Representativeness of a corpus is being actively discussed in the scientific community. Randi Reppen points out that in some cases representativeness is possible, especially if all texts of a particular time period, author, or event can be collected, but this is rather the exception. More often than not, representativeness is governed by corpus size and material selection. Thus, smaller corpora are more often used to study grammatical phenomena and patterns, while vocabulary is more representative of larger corpora (Reppen 2022). Katherine Bode suggests that debates about corpus representativeness should focus on identifying ontological gaps and epistemological biases in evidence, and adapting editorial theories and practices from textual studies to the digital context, rather than demanding a single, “correctly balanced sample”. The aim is to characterize the transformations that have produced the available evidence, rather than constructing a dataset in which all types of literature from all periods are equally represented (Bode 2020).
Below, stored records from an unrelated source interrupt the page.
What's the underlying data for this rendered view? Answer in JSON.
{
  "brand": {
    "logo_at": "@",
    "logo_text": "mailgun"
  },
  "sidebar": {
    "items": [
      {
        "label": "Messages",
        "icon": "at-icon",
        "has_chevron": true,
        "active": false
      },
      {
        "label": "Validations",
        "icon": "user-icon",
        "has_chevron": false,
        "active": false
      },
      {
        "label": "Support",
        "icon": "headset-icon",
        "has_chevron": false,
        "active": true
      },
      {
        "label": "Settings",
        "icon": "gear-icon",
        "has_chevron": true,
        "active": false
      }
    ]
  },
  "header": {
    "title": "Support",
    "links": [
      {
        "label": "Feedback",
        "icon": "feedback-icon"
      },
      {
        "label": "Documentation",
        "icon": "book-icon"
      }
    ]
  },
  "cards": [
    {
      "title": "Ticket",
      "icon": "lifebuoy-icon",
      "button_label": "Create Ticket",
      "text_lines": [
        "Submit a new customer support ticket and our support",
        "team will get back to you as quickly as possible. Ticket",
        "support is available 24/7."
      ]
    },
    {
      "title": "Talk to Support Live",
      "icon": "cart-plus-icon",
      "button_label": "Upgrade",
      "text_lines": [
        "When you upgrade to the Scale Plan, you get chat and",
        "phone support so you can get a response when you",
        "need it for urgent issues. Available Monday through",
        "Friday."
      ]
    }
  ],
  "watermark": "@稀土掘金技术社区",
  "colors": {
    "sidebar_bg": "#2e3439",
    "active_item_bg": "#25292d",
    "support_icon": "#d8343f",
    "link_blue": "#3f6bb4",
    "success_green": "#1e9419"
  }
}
1.4 Research-driven or curation-driven corpus building?

In the literature we have found, we encounter different approaches to the building of a corpus. Thus, depending on whether a corpus is being assembled for the study of a linguistic or literary phenomenon or whether the goal is to assemble a collection of texts, research-driven and curation-driven approaches are distinguished.

There are many collections of texts that are actively used by various scientists as a database for their research. The list is particularly extensive for the English language. For example, corpora such as HathiTrust, the Brown Corpus, and Project Gutenberg are examples of widely used collections of texts for CLS. For the German language, notable examples of such a corpora are the Deutsches Textarchiv and the Digital Library in the TextGrid repository, which provide a lot of literary data. We have covered research based on these and many other corpora in the following chapters.

Sometimes creating a corpus for an individual task will be more effective than taking an already existing collection of texts. There are examples of corpora for which materials are selected according to language and genre, such as the Corpus of Novels of the Spanish Silver Age (CoNSSA) (Calvo Tello 2021), the Diachronic Spanish Sonnet Corpus (DISCO) and DISCO PAL corpus of poetic texts for Spanish (Ruiz Fabo, Martínez Cantón, and Calvo Tello 2018). Similarly, the corpus created as part of the Riddle of Literary Quality project covers texts published in the Netherlands, and is used in several studies of that project (Koolen 2018). Overall, there are corpora that cover many aspects of literary research, such as time periods, many genres, one language, etc. We have also covered some of them in the further chapters on corpus building in specific scenarios.


See works cited and further reading for this chapter on Zotero.

Citation suggestion

Evgeniia Fileva (2023): “Introduction to Corpus Building”. In: Survey of Methods in Computational Literary Studies (= D 3.2: Series of Five Short Survey Papers on Methodological Issues). Edited by Christof Schöch, Julia Dudar, Evegniia Fileva. Trier: CLS INFRA. URL: https://methods.clsinfra.io/corpus-intro.html, DOI: 10.5281/zenodo.7892112.

License: Creative Commons Attribution 4.0 International (CC BY).